Sea level increases cannot only reduce coastal property owners’ lot sizes, but could also lead to salinization of groundwater supplies, which would most directly affect coastal homes with well water systems.
“This could be an increasing problem,” Thompson said. Others likely include coastal erosion, wetland and coastal plain flooding, salinization of aquifers and soils, and a loss of habitats for plants and animals.
Coastal areas would also likely be more prone to severe damage during bad storms, Thompson said — a reality that sinks deep for Connecticut residents who experienced two uncharacteristically damaging storms last year with Tropical Storm Irene and the Halloween nor’easter.
This year, state lawmakers passed legislation that updated the 32-year-old Coastal Management Act by requiring, among other things, that towns consider rising sea levels when planning coastal development to address receding shorelines, or what’s known as shoreline armoring.
“Cities in the hot spot, like Norfolk, New York and Boston, already experience damaging floods during relatively low intensity storms,” wrote Dr. Asbury Sallenger, a U.S. Geological Survey oceanographer. “Ongoing accelerated sea level rise in the hot spot will make coastal cities and surrounding areas increasingly vulnerable to flooding by adding to the height that storm surge and breaking waves reach on the coast.”
The U.S. Geological Survey report noted that the sea level rise in the northeast could be tied to changes in water temperature, salinity and density in the subpolar north Atlantic, which in turn affect ocean currents and eventually sea levels.
“Many people mistakenly think that the rate of sea level rise is the same everywhere as glaciers and ice caps melt, increasing the volume of ocean water, but other effects can be as large or larger than the so-called ‘eustatic’ rise,” Marcia McNutt, director of the U.S. Geological Survey, said in a press release. “As demonstrated in this study, regional oceanographic contributions must be taken into account in planning for what happens to coastal property.”
Thompson noted that thermal expansion is the culprit for most increases of sea level — as oceans warm, the volume expands as the water particles move faster.
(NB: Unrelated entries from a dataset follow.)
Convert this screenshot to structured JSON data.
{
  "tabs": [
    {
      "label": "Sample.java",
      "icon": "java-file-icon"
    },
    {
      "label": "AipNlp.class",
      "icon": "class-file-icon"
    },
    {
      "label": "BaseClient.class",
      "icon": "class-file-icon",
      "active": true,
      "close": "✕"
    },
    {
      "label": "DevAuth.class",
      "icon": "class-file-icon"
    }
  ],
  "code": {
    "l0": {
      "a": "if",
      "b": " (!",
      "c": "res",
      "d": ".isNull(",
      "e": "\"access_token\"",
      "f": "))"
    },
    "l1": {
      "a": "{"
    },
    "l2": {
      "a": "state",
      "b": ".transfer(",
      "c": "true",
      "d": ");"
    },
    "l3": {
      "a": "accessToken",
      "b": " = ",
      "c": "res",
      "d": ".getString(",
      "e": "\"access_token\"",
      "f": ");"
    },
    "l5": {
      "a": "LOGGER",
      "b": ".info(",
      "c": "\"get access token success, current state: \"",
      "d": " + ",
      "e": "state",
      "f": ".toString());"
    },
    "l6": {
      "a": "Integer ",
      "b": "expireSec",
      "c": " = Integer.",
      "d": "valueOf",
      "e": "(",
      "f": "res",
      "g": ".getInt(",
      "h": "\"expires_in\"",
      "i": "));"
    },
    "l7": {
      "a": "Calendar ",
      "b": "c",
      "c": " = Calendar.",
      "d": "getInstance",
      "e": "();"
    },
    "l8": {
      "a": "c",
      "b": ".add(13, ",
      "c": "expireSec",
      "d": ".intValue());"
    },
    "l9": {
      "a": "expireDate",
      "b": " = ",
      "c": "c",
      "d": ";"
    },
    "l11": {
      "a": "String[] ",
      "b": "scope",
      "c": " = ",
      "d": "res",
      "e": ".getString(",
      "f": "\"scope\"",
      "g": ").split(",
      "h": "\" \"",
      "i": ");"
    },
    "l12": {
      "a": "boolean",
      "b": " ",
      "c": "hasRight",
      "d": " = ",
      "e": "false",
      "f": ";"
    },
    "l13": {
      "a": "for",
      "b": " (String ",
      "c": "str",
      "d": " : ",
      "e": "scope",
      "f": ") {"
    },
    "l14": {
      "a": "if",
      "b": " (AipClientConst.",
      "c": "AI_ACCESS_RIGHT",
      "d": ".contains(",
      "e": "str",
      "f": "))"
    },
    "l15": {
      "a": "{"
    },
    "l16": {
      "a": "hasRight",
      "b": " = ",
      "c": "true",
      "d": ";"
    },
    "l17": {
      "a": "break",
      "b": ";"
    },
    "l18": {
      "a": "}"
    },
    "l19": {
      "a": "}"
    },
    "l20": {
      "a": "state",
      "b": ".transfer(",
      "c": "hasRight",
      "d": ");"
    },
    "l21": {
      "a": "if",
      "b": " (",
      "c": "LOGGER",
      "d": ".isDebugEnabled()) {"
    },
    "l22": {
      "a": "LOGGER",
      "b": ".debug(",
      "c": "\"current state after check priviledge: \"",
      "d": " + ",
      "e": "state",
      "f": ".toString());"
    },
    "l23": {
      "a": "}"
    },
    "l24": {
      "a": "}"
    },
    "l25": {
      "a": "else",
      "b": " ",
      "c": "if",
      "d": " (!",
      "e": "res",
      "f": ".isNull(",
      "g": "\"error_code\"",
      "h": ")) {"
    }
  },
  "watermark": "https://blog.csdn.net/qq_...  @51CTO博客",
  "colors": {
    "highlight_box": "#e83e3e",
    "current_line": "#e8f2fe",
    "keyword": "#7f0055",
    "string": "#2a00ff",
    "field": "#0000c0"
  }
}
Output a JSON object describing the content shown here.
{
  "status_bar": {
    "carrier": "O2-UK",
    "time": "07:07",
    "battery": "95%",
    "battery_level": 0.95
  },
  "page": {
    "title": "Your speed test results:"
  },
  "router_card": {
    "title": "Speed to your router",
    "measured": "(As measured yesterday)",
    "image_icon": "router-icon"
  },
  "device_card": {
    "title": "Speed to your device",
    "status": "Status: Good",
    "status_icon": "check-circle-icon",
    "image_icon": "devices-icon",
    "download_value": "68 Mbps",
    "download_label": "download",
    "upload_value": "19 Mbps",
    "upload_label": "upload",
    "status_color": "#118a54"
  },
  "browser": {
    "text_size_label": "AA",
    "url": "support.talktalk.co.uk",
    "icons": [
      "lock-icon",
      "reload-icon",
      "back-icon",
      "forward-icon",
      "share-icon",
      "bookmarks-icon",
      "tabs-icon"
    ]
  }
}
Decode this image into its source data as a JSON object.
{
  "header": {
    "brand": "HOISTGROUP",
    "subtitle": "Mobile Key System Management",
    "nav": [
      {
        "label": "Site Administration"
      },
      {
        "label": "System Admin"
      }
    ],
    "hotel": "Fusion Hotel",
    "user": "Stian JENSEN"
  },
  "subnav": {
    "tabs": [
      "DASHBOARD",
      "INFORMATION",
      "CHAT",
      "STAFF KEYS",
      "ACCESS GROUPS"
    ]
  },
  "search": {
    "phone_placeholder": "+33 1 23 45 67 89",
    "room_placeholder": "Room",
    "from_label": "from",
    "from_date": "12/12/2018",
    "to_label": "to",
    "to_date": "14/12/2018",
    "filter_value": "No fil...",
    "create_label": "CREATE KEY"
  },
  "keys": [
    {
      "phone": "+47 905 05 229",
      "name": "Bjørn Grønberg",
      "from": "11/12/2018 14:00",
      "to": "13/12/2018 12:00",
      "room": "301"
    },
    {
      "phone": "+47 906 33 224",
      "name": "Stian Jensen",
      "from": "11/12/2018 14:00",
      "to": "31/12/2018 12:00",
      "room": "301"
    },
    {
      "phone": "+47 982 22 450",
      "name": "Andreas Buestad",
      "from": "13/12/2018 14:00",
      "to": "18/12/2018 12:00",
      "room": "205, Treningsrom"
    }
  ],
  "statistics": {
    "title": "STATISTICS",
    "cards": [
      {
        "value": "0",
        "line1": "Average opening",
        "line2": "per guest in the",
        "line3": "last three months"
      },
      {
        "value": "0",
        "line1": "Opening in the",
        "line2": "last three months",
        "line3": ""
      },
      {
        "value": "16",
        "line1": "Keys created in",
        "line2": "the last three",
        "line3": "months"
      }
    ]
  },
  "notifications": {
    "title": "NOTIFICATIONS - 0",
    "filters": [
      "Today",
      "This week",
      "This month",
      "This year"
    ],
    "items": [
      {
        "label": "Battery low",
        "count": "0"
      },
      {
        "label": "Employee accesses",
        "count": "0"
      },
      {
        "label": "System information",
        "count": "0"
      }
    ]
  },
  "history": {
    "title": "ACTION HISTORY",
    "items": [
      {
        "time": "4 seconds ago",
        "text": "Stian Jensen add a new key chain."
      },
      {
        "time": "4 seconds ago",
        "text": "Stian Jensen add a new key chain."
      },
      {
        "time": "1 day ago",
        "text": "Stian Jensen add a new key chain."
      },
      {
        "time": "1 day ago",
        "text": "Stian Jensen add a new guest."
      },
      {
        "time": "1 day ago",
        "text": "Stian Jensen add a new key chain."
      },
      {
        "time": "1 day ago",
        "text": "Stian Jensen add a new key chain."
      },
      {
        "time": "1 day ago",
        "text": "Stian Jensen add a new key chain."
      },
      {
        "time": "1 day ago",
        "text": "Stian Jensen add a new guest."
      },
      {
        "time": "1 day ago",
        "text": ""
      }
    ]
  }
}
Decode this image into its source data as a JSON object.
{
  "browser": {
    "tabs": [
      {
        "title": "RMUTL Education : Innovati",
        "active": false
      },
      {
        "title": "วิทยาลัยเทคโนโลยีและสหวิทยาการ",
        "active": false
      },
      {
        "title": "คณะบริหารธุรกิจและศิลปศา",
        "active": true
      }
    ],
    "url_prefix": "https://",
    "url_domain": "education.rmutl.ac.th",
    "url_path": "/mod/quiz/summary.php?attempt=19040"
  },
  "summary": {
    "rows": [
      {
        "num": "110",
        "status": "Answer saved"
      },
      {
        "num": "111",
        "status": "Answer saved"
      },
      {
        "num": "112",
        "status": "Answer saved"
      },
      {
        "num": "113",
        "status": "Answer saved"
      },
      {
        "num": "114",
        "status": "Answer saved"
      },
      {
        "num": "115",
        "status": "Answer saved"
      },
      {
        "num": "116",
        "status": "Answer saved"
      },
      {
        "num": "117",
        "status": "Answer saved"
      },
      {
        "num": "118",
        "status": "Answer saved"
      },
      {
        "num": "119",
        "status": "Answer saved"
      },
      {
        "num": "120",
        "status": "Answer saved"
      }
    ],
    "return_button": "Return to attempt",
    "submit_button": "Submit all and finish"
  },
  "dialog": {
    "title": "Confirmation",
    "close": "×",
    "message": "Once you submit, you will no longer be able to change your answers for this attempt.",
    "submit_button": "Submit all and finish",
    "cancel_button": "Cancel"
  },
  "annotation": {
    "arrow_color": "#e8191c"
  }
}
While the jury is still out on the effect of anthropogenic global warming, most scientists agree that human beings have caused most of the global warming over the past 50 years, according to the Intergovernmental Panel on Climate Change.
Many environmentalists say residents can reduce their carbon footprint by driving more fuel-efficient cars, carpooling or taking public transportation, buying locally grown food and consuming products made by companies that have a sustainable and eco-friendly business models.
In the meantime, however, coastlines continue to recede. Thompson said he’s heard numerous stories about homeowners who lament their loss of land to the rising sea. Connecticut property owners have a little more flexibility to protect their coastal land with the new legislation, but ultimately nature can not be controlled.
Wetlands are some of the most biodiverse areas on the planet and act as carbon sinks, provide protection from floods and storms and regulate sediment transport, which contributes to land formation and coastal zone stability, according to a European report. They also help to replenish groundwater, retain and export nutrients, provide wetland products, offer locations for recreation and tourism, and regulate climate both locally and globally.
Nearly 9 million people live in the sound watershed, and the sound contributes roughly $8 billion annually to the regional economy through commercial and recreational activities, according to the Long Island Sound Study program.
Originally published in The Darien Times.